But the GK QuadBox goes further, giving the player options not available with either the US-20 or GKP-4. By plugging in a Roland FS-6, or similar, foot switch, you can generate new, independent GK S1/S2 commands for each attached synth. Any simple on/off foot switch will work. And the GK QuadBox circuit includes internal capacitors to prevent switch bounce as well.

GK Synth Volume

There are even more options for GK Synth Volume commands. For the advanced user with DIY, do-it-yourself ambitions. the QuadBox provides access to the GK Synth Volume signal at two points: before and after the control voltage buffer amplifiers.

Before the buffer amplifier, you can select from either the GK Synth Volume signal from the guitar, or the onboard, regulated +5 volt supply. This 5 volt supply can be used to set any synth to maximum volume. This is same design used in the GKP-4.

After the buffer amplifier, there are four more jumpers in place that allow the user to individually reroute the GK Synth Volume signal. This is designed so that a basic 10K control pot, or a Roland EV-5, can be inserted to control the volume of each synth individually.
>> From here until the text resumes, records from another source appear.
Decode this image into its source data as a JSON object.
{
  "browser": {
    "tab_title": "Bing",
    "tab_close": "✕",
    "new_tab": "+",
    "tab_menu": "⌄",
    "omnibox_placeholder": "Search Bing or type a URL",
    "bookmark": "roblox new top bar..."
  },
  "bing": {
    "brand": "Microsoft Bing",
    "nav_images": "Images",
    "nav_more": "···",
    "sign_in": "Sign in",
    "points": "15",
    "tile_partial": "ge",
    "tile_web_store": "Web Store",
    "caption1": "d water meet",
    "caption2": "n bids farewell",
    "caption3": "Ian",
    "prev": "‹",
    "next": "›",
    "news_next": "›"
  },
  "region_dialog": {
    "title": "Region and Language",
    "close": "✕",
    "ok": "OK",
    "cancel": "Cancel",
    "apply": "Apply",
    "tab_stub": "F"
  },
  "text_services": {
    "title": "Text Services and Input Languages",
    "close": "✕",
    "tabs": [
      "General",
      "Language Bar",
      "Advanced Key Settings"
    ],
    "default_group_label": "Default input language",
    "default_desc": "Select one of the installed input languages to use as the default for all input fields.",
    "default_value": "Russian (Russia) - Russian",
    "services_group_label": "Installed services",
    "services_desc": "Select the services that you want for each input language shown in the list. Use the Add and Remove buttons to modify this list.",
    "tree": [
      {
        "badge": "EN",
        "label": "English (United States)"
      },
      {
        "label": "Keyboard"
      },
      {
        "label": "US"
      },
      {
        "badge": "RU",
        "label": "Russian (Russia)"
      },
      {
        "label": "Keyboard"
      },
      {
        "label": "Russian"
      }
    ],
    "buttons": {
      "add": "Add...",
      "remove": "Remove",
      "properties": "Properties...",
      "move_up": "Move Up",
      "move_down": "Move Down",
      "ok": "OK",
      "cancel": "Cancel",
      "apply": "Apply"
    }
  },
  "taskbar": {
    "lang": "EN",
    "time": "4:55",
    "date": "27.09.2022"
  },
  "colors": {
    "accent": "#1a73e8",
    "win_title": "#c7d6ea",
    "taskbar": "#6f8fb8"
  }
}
So you can mix and match volume control from the guitar, or volume control from a EV-5 pedal or additional control pot.

Links to more information:
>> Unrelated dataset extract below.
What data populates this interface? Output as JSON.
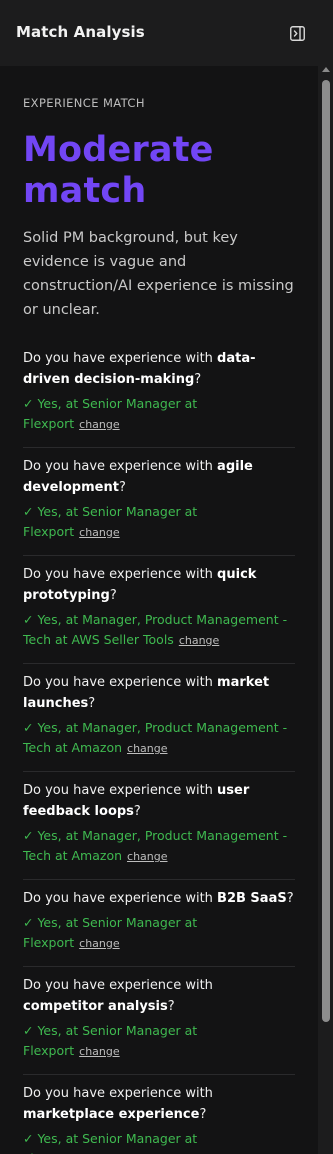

Photos:

QuadBox Roland GKP-4 Clone with Options QuadBox Roland GKP-4 Clone with Options QuadBox Roland GKP-4 Clone with Options
QuadBox Roland GKP-4 Clone with Options QuadBox Roland GKP-4 Clone with Options QuadBox Roland GKP-4 Clone with Options
QuadBox Roland GKP-4 Clone with Options QuadBox Roland GKP-4 Clone with Options QuadBox Roland GKP-4 Clone with Options
QuadBox Roland GKP-4 Clone with Options QuadBox Roland GKP-4 Clone with Options QuadBox Roland GKP-4 Clone with Options
QuadBox Roland GKP-4 Clone with Options QuadBox Roland GKP-4 Clone with Options QuadBox Roland GKP-4 Clone with Options
Click on any image for larger view.

Frequently Asked Questions:

  • Does the GK QuadBox add any latency or delay?

  • No. None of my processors add any delay at all. Like the GR-300 and GR-100, they are purely analog processors that do not suffer from the inevitable latency introduced by digital systems.

  • Will the GK QuadBox work with ANY Roland Guitar Controller or Guitar Synth?

  • I have tested the QuadBox with the Roland GK-3, and the Godin LGX-SA guitar using the RMC pickup system. The Equator also been successfully tested with the Boss GP-10, Roland GR-55, GI-10 and VG-99.

  • Does this unit require any power?

  • No. The QuadBox gets its power from the connection to the first guitar synthesizer, output "A". This is the same approach Roland used for the BC-13, US-20 and GKP-4.

  • I hear a low-level hum with some patches. Is this normal?

  • In my experience, you are probably hearing a ground loop hum. On some patches, particularly those with a big low frequency eq boost, you can possibly hear a hum, depending on the synths you are using, the guitar, and the patch. Typically these patches involve the normal pickups, or high levels of gain or distortion. This almost never happens with patches that involve only MIDI signals. For the patches used in the video demo, there was no hum whatsoever, but any time you have a large system with multiple paths to ground, ground loops (hum) can happen. Here is a great thread from the V-Guitar forum discussing this issue regarding the US-20.